__What is needed__
Search the data below for lines that include the word "your" and state how many there are, nothing else.

-- Opening Marker --

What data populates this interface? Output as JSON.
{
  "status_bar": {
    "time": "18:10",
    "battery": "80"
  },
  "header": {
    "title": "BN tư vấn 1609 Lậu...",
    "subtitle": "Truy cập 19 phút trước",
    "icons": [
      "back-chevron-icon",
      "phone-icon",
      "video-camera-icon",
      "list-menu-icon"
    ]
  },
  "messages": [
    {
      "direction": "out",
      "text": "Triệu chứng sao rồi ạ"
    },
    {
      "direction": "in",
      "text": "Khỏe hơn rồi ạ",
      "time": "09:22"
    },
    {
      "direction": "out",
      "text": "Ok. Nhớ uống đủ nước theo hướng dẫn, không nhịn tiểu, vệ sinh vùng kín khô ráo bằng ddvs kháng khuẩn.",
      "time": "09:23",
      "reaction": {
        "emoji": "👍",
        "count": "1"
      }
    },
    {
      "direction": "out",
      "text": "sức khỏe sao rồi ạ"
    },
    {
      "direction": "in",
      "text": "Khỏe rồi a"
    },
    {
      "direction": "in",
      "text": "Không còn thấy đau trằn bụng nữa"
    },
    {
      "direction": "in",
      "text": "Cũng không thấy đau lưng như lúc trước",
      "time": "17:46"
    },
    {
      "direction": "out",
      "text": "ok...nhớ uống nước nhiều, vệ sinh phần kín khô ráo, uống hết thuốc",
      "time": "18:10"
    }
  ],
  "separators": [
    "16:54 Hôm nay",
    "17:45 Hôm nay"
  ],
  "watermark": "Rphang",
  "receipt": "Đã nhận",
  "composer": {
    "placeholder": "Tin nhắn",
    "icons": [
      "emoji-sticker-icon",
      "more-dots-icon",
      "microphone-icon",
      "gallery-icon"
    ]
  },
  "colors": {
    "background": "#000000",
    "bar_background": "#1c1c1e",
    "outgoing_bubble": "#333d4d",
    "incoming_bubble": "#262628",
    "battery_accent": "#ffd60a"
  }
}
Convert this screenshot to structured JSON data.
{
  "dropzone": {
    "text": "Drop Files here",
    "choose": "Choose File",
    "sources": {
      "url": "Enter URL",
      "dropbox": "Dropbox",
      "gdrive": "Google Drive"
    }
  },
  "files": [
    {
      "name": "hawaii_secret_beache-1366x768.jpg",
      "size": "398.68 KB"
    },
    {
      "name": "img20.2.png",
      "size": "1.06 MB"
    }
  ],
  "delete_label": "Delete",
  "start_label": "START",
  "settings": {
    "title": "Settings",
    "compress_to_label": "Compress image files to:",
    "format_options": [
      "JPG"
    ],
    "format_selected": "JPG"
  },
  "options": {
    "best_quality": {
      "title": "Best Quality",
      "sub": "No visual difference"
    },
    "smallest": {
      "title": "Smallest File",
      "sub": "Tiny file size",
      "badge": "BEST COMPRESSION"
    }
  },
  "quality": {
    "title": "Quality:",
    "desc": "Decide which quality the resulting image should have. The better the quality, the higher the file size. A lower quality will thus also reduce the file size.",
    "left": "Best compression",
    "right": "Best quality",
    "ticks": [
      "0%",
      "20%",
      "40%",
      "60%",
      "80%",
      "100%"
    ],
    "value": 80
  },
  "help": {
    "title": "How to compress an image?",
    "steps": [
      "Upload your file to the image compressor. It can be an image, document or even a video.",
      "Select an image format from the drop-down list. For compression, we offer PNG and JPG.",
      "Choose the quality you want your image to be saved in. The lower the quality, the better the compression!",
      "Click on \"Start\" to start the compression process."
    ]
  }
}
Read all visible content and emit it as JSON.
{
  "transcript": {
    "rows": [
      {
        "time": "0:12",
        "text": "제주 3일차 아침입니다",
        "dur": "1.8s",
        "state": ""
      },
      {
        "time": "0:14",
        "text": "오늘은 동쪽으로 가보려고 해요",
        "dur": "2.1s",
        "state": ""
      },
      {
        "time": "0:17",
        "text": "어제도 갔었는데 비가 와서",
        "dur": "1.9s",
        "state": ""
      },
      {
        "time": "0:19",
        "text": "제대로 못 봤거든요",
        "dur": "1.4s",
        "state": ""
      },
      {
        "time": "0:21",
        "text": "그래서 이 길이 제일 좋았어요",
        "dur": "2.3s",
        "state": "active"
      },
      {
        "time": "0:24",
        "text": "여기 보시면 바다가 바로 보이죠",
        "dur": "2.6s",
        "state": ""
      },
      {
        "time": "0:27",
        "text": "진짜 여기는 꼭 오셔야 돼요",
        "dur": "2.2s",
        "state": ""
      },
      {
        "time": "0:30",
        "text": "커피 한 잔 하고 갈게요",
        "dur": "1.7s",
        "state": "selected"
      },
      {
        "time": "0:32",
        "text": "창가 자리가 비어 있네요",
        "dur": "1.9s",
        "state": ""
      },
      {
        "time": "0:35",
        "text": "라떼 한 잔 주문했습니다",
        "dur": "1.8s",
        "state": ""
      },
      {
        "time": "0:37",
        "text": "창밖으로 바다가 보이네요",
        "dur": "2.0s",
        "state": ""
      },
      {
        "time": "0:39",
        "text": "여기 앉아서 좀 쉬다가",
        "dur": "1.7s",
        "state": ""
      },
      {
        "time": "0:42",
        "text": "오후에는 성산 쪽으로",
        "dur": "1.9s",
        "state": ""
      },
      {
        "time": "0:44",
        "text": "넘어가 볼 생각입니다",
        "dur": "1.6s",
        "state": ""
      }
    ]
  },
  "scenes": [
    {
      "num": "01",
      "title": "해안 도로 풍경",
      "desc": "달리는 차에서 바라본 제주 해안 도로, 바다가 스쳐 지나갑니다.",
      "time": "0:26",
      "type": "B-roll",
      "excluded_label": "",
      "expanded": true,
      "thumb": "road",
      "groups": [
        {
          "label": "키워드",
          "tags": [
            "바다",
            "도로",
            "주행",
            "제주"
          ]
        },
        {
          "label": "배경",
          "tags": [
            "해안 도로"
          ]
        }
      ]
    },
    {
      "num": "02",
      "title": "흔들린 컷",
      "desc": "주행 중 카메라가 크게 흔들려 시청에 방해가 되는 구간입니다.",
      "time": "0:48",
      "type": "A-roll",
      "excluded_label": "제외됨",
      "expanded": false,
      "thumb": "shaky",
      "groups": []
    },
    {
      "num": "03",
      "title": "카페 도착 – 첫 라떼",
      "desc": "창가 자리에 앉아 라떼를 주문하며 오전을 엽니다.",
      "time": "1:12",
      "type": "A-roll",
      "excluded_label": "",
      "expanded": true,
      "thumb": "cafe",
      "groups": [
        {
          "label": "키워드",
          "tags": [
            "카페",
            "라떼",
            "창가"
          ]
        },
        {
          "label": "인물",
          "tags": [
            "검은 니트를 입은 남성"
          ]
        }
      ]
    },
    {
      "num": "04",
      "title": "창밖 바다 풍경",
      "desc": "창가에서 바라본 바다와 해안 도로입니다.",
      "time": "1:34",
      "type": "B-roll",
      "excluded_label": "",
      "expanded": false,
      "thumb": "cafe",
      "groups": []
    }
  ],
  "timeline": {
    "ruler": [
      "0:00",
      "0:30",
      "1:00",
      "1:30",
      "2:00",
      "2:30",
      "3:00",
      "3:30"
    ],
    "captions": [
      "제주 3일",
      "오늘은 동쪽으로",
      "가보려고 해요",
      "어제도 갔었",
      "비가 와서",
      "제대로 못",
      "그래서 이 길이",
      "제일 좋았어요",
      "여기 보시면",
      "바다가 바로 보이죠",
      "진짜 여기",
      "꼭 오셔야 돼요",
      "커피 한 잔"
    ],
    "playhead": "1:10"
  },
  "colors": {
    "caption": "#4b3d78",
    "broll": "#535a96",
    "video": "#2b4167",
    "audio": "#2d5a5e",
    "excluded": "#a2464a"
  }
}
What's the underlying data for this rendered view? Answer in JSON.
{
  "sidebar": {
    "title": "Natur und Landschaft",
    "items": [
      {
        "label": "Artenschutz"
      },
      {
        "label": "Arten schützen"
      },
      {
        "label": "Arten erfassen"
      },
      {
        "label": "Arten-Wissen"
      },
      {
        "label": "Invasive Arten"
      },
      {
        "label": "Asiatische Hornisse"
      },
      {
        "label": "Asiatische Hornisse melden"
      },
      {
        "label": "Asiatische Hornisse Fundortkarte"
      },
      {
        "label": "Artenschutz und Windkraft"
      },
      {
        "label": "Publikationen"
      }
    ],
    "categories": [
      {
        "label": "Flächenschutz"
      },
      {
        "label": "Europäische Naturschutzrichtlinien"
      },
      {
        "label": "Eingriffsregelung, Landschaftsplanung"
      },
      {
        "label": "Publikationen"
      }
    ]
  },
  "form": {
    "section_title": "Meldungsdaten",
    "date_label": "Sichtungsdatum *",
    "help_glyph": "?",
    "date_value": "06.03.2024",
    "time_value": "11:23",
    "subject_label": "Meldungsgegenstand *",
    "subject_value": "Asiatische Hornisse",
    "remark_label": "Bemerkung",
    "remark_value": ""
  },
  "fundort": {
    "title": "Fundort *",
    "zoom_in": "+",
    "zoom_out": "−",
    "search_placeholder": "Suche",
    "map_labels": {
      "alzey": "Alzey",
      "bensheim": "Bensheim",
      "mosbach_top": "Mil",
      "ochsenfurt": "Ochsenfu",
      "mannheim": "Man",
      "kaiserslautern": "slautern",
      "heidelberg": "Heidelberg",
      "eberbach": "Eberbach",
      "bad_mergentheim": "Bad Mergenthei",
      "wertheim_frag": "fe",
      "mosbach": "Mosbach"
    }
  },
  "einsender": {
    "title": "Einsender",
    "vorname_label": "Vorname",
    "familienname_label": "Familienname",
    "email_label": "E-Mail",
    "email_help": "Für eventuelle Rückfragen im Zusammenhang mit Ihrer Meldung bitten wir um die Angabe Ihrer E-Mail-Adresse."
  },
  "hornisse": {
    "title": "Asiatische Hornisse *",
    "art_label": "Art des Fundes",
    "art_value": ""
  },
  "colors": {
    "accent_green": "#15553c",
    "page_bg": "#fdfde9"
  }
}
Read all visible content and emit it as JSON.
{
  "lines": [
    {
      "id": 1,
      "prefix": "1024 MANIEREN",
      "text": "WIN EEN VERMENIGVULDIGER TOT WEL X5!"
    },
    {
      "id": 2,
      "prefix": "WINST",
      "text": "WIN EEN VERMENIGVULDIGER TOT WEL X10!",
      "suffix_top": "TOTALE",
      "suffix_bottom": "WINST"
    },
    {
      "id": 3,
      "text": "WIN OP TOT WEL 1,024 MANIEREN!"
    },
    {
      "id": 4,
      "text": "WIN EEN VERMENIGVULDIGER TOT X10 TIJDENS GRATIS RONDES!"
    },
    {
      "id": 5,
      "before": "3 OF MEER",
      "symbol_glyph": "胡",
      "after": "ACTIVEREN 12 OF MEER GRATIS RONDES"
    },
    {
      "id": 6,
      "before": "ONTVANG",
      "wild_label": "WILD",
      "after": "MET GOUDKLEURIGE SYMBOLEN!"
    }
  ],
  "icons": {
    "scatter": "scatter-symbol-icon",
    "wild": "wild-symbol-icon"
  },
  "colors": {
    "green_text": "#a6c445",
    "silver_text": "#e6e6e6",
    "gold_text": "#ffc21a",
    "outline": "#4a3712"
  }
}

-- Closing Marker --

__Exercise answer__
2